One of the big news stories of the morning is that the European Commission has formally charged Google with an anti-trust lawsuit. The EU contends that Google abused its Android operating system and unfairly gained market share for its services and software.

For the last four years the Commission has investigated Google for these issues. Three times Google tried to settle, but was not able to reach an amicable agreement with the EU. The Commission sent a series of objections to Google and the search giant now has 10 weeks to respond.

The primary complaint from the EU is that Google unfairly hindered access to rival applications and search results, illegally prevented manufacturers from running modified versions of the open-source Android operating system, and excessively bundled its apps with other essential services or APIs.

If Google loses this case, they will likely be faced with heavy fines and will be required to change how search results are generated or how advertising is displayed. This could negatively impact the bottom line revenue for Google.

Google replied in a separate statement by reminding that its partner agreements with mobile-phone makers are voluntary.

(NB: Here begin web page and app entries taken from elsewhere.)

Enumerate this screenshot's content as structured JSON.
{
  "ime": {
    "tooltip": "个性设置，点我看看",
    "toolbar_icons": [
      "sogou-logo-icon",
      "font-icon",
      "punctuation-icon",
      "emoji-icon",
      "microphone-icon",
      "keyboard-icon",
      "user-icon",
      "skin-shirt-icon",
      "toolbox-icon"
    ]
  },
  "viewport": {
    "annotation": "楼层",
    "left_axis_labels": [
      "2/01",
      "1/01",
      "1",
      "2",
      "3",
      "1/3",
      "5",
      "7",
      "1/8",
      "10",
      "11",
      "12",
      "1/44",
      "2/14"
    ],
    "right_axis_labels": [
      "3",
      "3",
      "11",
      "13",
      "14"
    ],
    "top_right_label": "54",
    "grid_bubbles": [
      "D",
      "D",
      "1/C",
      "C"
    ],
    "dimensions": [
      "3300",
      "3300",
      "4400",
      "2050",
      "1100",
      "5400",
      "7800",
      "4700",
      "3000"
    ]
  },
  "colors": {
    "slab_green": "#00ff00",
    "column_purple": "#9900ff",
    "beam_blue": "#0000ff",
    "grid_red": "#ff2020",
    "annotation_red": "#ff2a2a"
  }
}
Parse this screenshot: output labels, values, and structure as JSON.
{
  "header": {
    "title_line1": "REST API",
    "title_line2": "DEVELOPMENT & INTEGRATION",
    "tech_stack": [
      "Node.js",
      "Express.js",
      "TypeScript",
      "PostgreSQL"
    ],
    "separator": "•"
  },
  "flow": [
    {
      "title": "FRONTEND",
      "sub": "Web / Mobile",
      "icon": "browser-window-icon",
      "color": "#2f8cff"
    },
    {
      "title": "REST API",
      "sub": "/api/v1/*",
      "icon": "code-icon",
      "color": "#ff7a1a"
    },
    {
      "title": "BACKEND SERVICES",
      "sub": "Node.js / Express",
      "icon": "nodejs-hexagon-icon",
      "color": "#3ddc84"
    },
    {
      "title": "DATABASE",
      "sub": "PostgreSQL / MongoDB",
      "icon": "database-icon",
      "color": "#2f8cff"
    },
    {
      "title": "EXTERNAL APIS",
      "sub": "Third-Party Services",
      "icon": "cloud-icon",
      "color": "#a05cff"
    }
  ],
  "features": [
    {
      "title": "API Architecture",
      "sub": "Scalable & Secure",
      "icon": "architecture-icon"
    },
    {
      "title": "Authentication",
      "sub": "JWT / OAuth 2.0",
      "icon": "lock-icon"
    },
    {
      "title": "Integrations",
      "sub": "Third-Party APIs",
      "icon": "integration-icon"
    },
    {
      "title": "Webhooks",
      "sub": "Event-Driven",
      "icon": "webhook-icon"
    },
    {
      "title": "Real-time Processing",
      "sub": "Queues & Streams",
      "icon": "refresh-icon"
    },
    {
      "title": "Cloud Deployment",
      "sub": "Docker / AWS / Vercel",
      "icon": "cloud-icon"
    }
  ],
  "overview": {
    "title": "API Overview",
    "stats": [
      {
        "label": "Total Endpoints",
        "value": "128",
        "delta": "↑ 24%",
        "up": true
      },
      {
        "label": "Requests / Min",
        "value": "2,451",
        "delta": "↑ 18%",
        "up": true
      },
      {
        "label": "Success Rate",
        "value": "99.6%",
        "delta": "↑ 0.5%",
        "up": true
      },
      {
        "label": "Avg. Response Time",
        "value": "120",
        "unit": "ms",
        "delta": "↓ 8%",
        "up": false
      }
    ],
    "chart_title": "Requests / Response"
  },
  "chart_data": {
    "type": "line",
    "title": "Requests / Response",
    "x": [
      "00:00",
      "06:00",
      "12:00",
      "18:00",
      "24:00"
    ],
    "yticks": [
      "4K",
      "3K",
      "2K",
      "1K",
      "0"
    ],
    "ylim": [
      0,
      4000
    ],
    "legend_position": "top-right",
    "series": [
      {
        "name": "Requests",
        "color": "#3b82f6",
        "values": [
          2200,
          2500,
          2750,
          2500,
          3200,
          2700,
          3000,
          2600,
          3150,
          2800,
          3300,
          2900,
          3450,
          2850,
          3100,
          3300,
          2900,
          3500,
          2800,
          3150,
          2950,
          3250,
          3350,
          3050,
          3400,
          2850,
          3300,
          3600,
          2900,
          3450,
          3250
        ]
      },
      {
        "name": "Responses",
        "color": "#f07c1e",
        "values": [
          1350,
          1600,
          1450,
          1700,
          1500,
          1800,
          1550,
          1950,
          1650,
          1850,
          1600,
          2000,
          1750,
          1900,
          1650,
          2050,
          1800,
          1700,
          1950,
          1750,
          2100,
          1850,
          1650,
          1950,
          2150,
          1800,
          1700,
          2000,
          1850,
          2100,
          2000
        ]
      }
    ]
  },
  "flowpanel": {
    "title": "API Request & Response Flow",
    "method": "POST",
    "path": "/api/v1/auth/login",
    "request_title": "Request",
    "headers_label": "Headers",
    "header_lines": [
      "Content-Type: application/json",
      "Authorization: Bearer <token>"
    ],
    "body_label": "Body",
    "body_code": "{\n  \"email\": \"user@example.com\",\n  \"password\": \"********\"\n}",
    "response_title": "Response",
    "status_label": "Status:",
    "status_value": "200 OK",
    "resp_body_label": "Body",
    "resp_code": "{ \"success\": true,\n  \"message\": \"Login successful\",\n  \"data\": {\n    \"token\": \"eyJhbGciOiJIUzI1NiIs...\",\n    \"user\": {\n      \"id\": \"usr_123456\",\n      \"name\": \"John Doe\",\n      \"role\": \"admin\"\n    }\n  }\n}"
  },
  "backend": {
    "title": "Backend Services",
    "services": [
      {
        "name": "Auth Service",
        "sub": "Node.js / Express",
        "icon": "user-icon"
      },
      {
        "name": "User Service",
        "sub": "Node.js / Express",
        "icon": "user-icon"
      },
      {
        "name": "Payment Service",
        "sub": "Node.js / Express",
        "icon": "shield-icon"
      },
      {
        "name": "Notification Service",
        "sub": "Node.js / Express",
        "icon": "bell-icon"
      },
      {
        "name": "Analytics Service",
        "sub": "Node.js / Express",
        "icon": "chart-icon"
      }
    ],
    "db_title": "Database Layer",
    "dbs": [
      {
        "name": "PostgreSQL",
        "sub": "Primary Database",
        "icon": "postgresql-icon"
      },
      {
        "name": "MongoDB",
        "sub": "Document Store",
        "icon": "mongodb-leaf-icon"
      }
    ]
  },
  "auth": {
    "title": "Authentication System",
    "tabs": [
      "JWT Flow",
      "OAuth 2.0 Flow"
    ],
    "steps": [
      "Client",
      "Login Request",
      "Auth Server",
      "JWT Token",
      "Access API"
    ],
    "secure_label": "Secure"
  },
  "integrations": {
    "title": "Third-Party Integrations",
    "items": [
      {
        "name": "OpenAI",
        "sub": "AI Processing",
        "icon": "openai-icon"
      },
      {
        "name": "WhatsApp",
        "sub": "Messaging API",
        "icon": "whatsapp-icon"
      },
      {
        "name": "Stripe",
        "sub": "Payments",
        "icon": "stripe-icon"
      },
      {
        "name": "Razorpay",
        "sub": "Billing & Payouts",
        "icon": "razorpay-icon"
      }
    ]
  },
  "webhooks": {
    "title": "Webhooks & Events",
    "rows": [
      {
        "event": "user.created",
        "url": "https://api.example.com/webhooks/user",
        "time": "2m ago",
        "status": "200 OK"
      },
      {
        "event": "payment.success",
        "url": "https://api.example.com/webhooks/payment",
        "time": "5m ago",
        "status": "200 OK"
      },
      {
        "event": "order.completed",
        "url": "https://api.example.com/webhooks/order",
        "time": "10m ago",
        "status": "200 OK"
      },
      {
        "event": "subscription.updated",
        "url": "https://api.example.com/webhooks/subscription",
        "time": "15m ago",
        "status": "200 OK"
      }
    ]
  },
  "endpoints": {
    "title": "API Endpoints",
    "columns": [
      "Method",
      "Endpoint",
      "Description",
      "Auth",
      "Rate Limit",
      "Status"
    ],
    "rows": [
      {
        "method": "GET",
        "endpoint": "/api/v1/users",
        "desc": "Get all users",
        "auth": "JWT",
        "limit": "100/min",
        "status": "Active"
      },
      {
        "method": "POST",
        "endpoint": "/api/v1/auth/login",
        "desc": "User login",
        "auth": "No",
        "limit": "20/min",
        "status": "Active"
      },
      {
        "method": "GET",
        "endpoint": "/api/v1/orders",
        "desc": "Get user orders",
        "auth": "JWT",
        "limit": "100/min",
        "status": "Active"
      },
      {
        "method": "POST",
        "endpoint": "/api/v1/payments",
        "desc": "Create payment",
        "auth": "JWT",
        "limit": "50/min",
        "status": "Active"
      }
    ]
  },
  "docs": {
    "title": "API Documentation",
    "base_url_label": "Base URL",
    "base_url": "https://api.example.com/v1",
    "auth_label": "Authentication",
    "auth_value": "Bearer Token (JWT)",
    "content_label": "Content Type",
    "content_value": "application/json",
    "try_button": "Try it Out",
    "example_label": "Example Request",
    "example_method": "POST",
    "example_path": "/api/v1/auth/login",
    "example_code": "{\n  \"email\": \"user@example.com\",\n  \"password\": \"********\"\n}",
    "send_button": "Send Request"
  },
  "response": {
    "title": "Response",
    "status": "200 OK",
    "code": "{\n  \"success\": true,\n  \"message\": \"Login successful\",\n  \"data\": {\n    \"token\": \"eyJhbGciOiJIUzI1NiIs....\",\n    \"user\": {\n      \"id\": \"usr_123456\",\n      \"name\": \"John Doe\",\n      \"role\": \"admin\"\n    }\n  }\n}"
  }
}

Google’s Hiroshi Lockheimer, VP of engineering for Android, said in a blog posting, “We understand that with success comes scrutiny. But it’s not just Google that has benefited from Android’s success. The Android model has let manufacturers compete on their unique innovations.”

Google's direct response was as follows,

Amit Singhal, senior vice president of Google Search, said that the company “strongly” disagrees with the need to issue an antitrust complaint and will make that case in response to the EU statement of objections.

On shopping, “there’s a ton of competition” such as Inc. and EBay Inc., Singhal said in a blog posting.
Source: Bloomberg